**Your objective**
Your job is to copy every line in the material containing the word "JSON".
((
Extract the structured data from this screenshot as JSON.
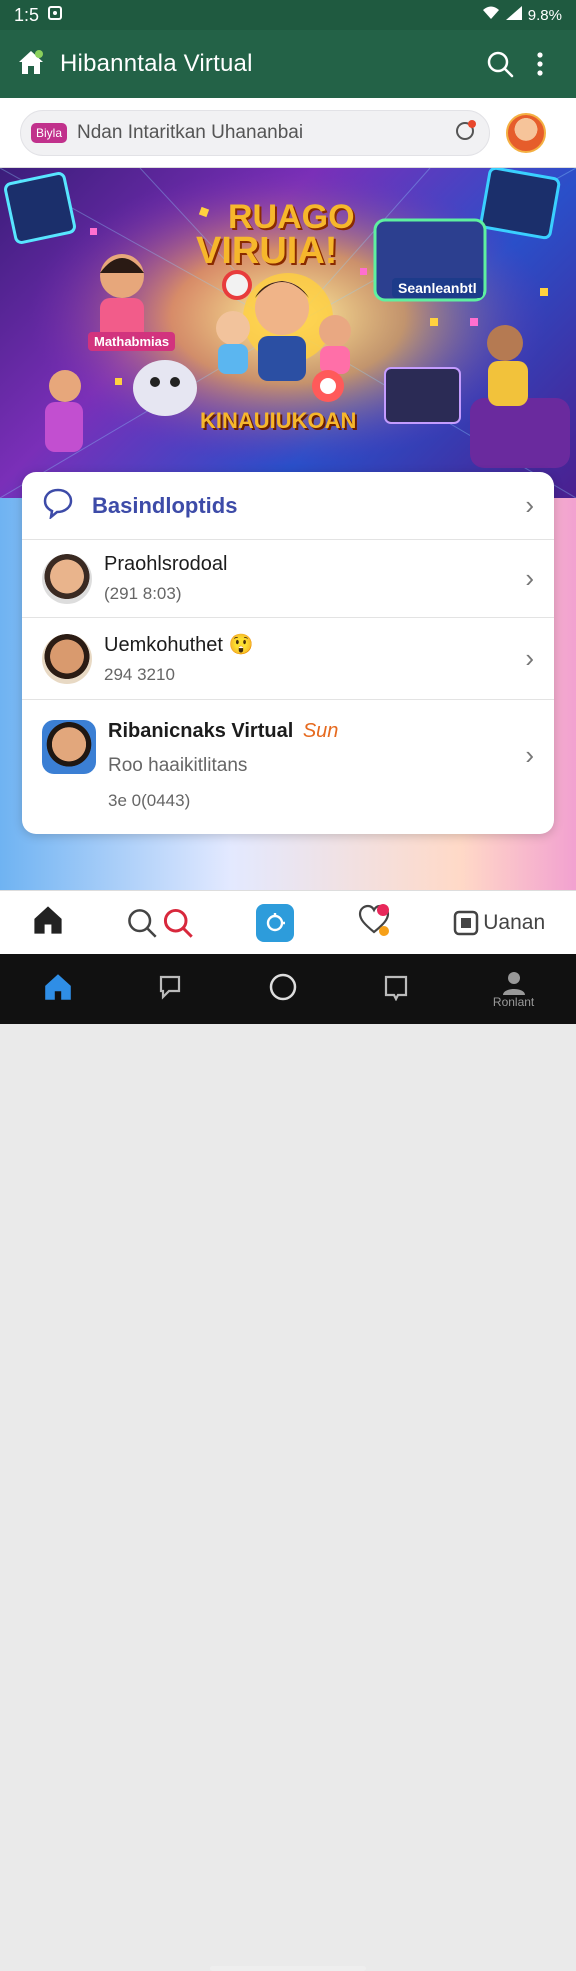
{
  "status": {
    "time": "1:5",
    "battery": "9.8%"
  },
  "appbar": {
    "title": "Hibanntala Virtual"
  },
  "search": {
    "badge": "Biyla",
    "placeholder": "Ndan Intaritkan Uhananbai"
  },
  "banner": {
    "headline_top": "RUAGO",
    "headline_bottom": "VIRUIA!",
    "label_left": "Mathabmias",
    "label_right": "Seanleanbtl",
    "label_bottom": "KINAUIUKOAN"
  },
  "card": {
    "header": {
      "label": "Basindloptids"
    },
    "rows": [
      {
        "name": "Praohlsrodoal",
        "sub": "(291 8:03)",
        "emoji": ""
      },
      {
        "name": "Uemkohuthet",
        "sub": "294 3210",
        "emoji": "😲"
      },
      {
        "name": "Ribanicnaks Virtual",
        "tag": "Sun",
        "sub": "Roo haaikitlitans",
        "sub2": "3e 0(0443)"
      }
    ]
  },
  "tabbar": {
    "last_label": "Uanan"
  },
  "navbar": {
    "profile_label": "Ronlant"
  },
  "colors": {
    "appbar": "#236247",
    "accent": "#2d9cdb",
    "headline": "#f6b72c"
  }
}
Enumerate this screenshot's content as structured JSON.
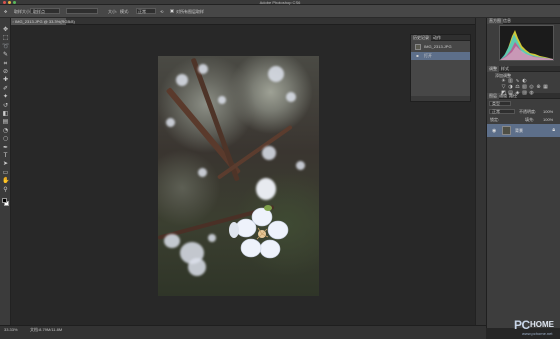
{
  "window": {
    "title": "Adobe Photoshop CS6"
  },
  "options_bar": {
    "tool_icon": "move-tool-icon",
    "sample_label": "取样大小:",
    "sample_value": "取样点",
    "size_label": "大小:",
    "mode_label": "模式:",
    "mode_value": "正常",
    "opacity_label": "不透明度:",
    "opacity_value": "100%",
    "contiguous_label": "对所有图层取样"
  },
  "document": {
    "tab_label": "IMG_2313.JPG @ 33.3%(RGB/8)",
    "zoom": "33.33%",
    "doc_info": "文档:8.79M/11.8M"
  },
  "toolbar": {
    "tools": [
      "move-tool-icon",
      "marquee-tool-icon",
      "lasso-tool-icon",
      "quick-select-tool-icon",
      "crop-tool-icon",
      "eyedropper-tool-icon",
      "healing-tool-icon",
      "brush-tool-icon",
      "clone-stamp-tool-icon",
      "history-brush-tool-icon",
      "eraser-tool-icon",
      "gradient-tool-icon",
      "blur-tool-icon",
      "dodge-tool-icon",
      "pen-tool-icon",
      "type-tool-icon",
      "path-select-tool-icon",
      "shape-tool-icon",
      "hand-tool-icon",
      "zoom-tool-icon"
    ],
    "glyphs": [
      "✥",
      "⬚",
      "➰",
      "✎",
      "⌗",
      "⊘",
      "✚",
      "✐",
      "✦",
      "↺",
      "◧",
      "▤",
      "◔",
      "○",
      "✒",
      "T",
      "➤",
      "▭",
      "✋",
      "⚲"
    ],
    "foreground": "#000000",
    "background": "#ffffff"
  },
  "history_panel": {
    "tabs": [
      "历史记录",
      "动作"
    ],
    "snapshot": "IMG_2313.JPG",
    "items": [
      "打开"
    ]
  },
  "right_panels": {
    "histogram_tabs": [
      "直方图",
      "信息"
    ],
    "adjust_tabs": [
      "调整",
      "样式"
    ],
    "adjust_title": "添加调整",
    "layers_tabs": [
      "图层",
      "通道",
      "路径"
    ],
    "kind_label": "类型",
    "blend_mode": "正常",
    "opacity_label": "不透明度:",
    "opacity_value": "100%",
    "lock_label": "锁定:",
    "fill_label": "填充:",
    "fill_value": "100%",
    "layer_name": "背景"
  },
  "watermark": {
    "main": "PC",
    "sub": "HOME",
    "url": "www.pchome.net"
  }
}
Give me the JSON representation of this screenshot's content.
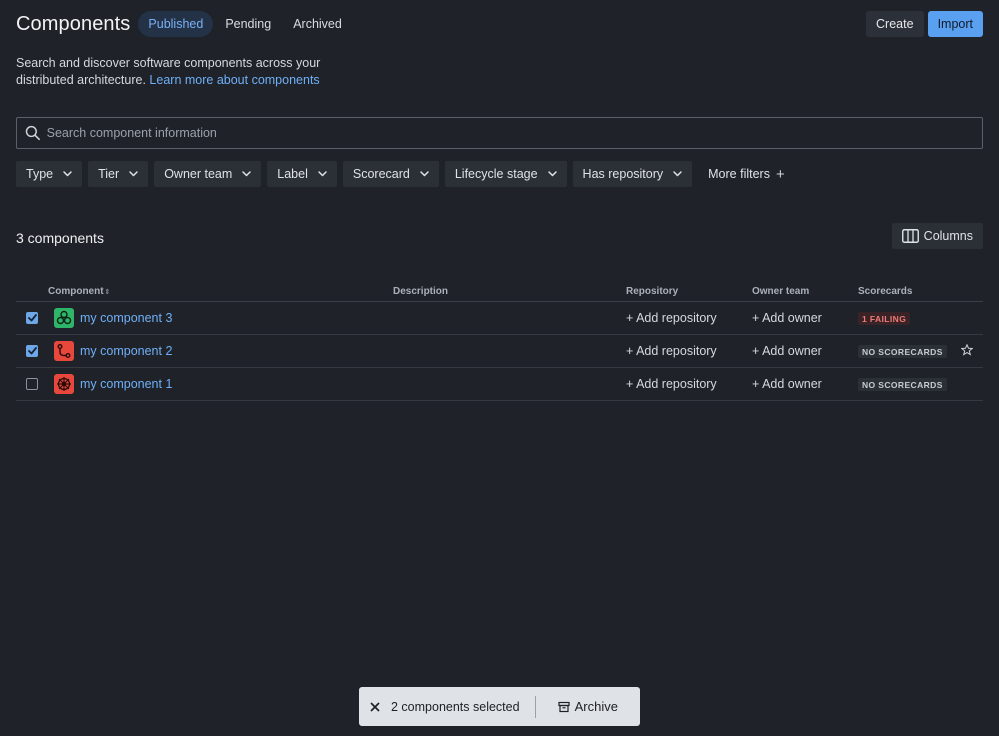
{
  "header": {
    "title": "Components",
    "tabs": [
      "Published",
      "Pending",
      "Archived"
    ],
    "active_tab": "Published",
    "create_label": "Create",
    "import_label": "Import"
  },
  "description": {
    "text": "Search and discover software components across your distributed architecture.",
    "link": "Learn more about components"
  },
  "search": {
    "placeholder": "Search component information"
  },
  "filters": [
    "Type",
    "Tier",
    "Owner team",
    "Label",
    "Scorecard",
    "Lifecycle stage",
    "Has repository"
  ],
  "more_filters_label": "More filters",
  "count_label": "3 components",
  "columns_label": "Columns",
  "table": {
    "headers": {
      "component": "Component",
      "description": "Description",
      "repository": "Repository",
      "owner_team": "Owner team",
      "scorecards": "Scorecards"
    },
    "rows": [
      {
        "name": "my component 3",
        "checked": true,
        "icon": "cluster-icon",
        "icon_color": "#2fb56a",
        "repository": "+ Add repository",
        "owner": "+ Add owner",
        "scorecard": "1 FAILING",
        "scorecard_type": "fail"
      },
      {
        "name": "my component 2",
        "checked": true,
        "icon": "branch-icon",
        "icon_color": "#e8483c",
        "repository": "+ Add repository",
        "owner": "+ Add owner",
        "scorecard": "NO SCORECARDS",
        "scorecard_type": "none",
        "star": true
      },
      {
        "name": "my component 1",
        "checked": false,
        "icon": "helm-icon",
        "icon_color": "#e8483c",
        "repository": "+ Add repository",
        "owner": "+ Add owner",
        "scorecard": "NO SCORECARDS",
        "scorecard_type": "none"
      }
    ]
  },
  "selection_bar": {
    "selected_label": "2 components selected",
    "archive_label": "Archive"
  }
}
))
**Solution to this exercise**
Extract the structured data from this screenshot as JSON.
Enumerate this screenshot's content as structured JSON.
Give me the JSON representation of this screenshot's content.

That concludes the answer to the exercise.